The-Hunger-Games-Mockingjay-Part-1-Poster

Much like the stereotype in an average fairy tale film, Katniss Everdeen gets a makeover in Mockingjay – Part 1. Her long, slightly frizzed hair is weaved into a trademark single braid. Makeup is applied. She wears a black combat suit in the vein of Christopher Nolan’s Dark Knight. Yet, in contrast with most stories involving princesses and magical outward transformations, Katniss’ new style doesn’t help her blend in with the bar set by society. The image of her glamorized figure is juxtaposed with the dirty, ruffled edges of war. She looks out of place among the wounded. Her outfit doesn’t match the rubble she walks through. Continue Reading…

interstellar-movie

It could be argued that Interstellar is a product of how far humanity has come. In his ninth feature film, Christopher Nolan stretches technology to a near breaking point, producing a visceral absorption of sight and awe-producing sound (and silence). Narratively speaking, Interstellar also presents human technology at its highest heights, it’s outermost point of human evolution. Man can go farther than they have ever gone before, reaching the ends of the galaxy, and more. Just like technological advancement isn’t what keeps its characters scratching and crawling for life, Interstellar is a humanistic film grasping for something more.

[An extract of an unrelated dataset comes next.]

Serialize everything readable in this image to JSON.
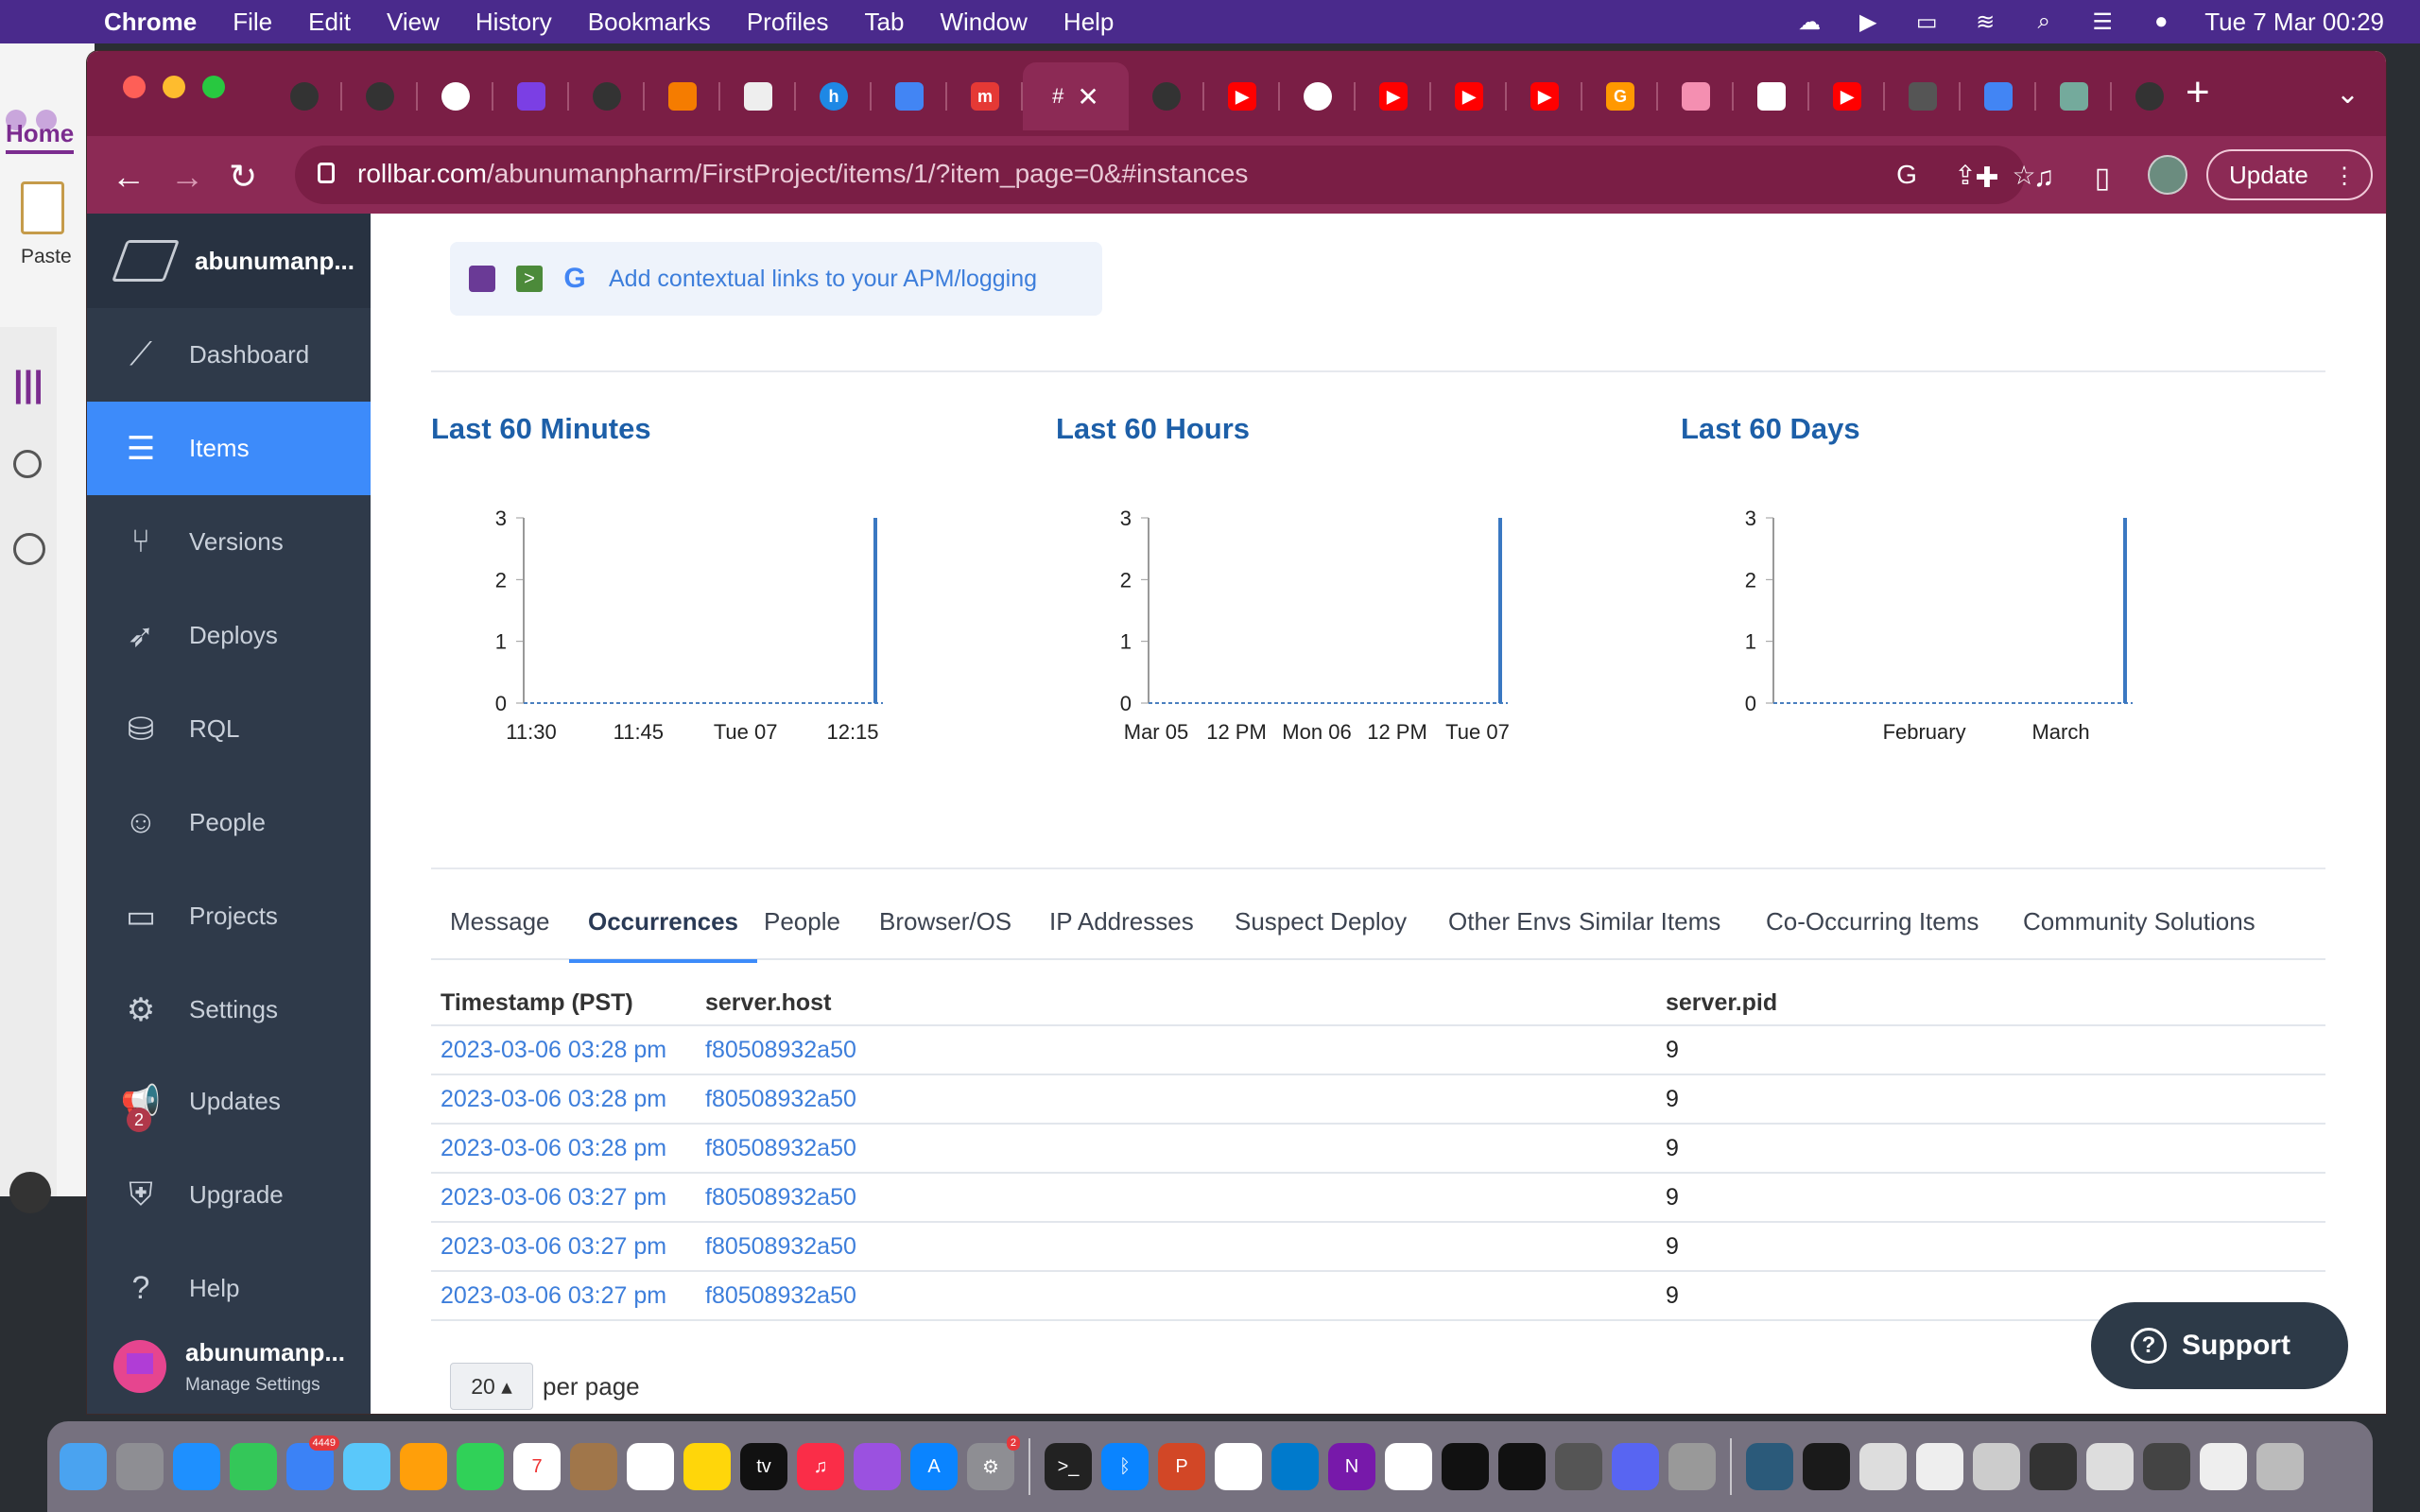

It pushes us to look to the stars. And when we do, we’ll find something bigger than ourselves.

READ THE REST OF THE ARTICLE HERE AT CHRIST AND POP CULTURE

FURY-Brad-Pitt

In Fury’s opening scene, Brad Pitt stabs a German officer in the eye. This act of brutality makes two important statements about David Ayer’s new film. First, Fury isn’t for the squeamish—those uncomfortable with such displays of brutality should probably sit this one out. Second, Fury won’t be a glossy, glorified homage to the “greatest generation”…READ THE REST OF THE ARTICLE HERE.

nicolas-cage-left-behindI sincerely believe there’s a good narrative hidden somewhere in the Left Behind series. A fan of rapture theology or not, the idea of an event where Christians are instantly transported to heaven has an air of intrigue to it. How will the world recover from the fallout? Even more so, how will those not taken live with the inevitable feeling of rejection? Then there’s the apocalyptic element; a window into a world tearing itself apart. Continue Reading…

Believe Me Slide

I’ve been asked multiple times about Believe Me, a new film hitting theaters and video on demand tomorrow. Is it a Christian film? Does it trash the faith or have some sort of redeeming quality to it all?

I had a chance to view an early screening of Believe Me and later interview Will Bakke, the film’s director. It was a great conversation and I think it’ll answer some of your questions. YOU CAN READ THE INTERVIEW HERE

Taylor-swift-shake-it-off

Last year, I took some time to dissect Taylor Swift’s song, 22. It’s upbeat, fun, and a reflection of the darkness surrounding Taylor’s life.

What?!

Yes. 22 is more than just a catchy tune for teenagers driving to prom. It bleeds with clear allusions to failed relationships, sorrow, and, of course, an episode of The Twilight Zone. If you haven’t had a chance to read my piece, you can do so here.

Today, I’m going further down the rabbit hole by critically analyzing Taylor’s (we’re on a first name basis) new song, Shake It Off. Continue Reading…